WHAT YOU NEED TO DO => Below are the records; tally the lines in them that include the word "balance" and reply with the number alone.
--- SOURCE MATERIAL Enclosed Below ---
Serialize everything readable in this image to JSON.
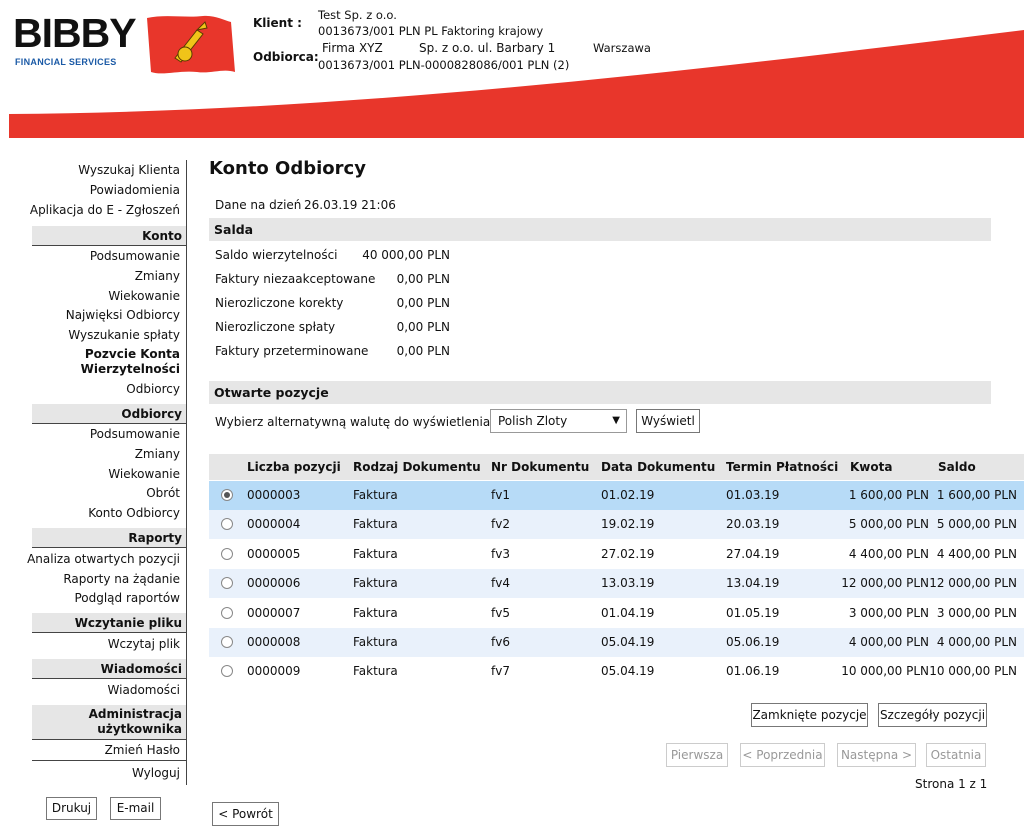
{
  "header": {
    "logo": "BIBBY",
    "logo_sub": "FINANCIAL SERVICES",
    "klient_label": "Klient :",
    "klient_name": "Test Sp. z o.o.",
    "klient_account": "0013673/001 PLN PL Faktoring krajowy",
    "odbiorca_label": "Odbiorca:",
    "odbiorca_name": "Firma XYZ",
    "odbiorca_address": "Sp. z o.o. ul. Barbary 1",
    "odbiorca_city": "Warszawa",
    "odbiorca_account": "0013673/001 PLN-0000828086/001 PLN (2)"
  },
  "sidebar": {
    "top_links": [
      "Wyszukaj Klienta",
      "Powiadomienia",
      "Aplikacja do E - Zgłoszeń"
    ],
    "konto": {
      "heading": "Konto",
      "items": [
        "Podsumowanie",
        "Zmiany",
        "Wiekowanie",
        "Najwięksi Odbiorcy",
        "Wyszukanie spłaty"
      ]
    },
    "pozycje": {
      "heading": "Pozvcie Konta Wierzytelności",
      "items": [
        "Odbiorcy"
      ]
    },
    "odbiorcy": {
      "heading": "Odbiorcy",
      "items": [
        "Podsumowanie",
        "Zmiany",
        "Wiekowanie",
        "Obrót",
        "Konto Odbiorcy"
      ]
    },
    "raporty": {
      "heading": "Raporty",
      "items": [
        "Analiza otwartych pozycji",
        "Raporty na żądanie",
        "Podgląd raportów"
      ]
    },
    "wczytanie": {
      "heading": "Wczytanie pliku",
      "items": [
        "Wczytaj plik"
      ]
    },
    "wiadomosci": {
      "heading": "Wiadomości",
      "items": [
        "Wiadomości"
      ]
    },
    "admin": {
      "heading": "Administracja użytkownika",
      "items": [
        "Zmień Hasło"
      ]
    },
    "logout": "Wyloguj",
    "print_button": "Drukuj",
    "email_button": "E-mail"
  },
  "main": {
    "title": "Konto Odbiorcy",
    "date_label": "Dane na dzień",
    "date_value": "26.03.19 21:06",
    "saldo_heading": "Salda",
    "saldo_rows": [
      {
        "label": "Saldo wierzytelności",
        "value": "40 000,00 PLN"
      },
      {
        "label": "Faktury niezaakceptowane",
        "value": "0,00 PLN"
      },
      {
        "label": "Nierozliczone korekty",
        "value": "0,00 PLN"
      },
      {
        "label": "Nierozliczone spłaty",
        "value": "0,00 PLN"
      },
      {
        "label": "Faktury przeterminowane",
        "value": "0,00 PLN"
      }
    ],
    "open_heading": "Otwarte pozycje",
    "currency_label": "Wybierz alternatywną walutę do wyświetlenia",
    "currency_selected": "Polish Zloty",
    "show_button": "Wyświetl",
    "columns": [
      "Liczba pozycji",
      "Rodzaj Dokumentu",
      "Nr Dokumentu",
      "Data Dokumentu",
      "Termin Płatności",
      "Kwota",
      "Saldo"
    ],
    "rows": [
      {
        "num": "0000003",
        "type": "Faktura",
        "doc": "fv1",
        "date": "01.02.19",
        "due": "01.03.19",
        "amount": "1 600,00 PLN",
        "balance": "1 600,00 PLN",
        "selected": true
      },
      {
        "num": "0000004",
        "type": "Faktura",
        "doc": "fv2",
        "date": "19.02.19",
        "due": "20.03.19",
        "amount": "5 000,00 PLN",
        "balance": "5 000,00 PLN",
        "selected": false
      },
      {
        "num": "0000005",
        "type": "Faktura",
        "doc": "fv3",
        "date": "27.02.19",
        "due": "27.04.19",
        "amount": "4 400,00 PLN",
        "balance": "4 400,00 PLN",
        "selected": false
      },
      {
        "num": "0000006",
        "type": "Faktura",
        "doc": "fv4",
        "date": "13.03.19",
        "due": "13.04.19",
        "amount": "12 000,00 PLN",
        "balance": "12 000,00 PLN",
        "selected": false
      },
      {
        "num": "0000007",
        "type": "Faktura",
        "doc": "fv5",
        "date": "01.04.19",
        "due": "01.05.19",
        "amount": "3 000,00 PLN",
        "balance": "3 000,00 PLN",
        "selected": false
      },
      {
        "num": "0000008",
        "type": "Faktura",
        "doc": "fv6",
        "date": "05.04.19",
        "due": "05.06.19",
        "amount": "4 000,00 PLN",
        "balance": "4 000,00 PLN",
        "selected": false
      },
      {
        "num": "0000009",
        "type": "Faktura",
        "doc": "fv7",
        "date": "05.04.19",
        "due": "01.06.19",
        "amount": "10 000,00 PLN",
        "balance": "10 000,00 PLN",
        "selected": false
      }
    ],
    "closed_button": "Zamknięte pozycje",
    "details_button": "Szczegóły pozycji",
    "pager": {
      "first": "Pierwsza",
      "prev": "< Poprzednia",
      "next": "Następna >",
      "last": "Ostatnia",
      "status": "Strona 1 z 1"
    },
    "back_button": "< Powrót"
  },
  "colors": {
    "brand_red": "#e8362b",
    "brand_blue": "#1b5aa6",
    "selected_row": "#b7dbf7",
    "alt_row": "#e9f1fb",
    "section_gray": "#e6e6e6"
  }
}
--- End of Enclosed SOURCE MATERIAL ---
RESULT => 7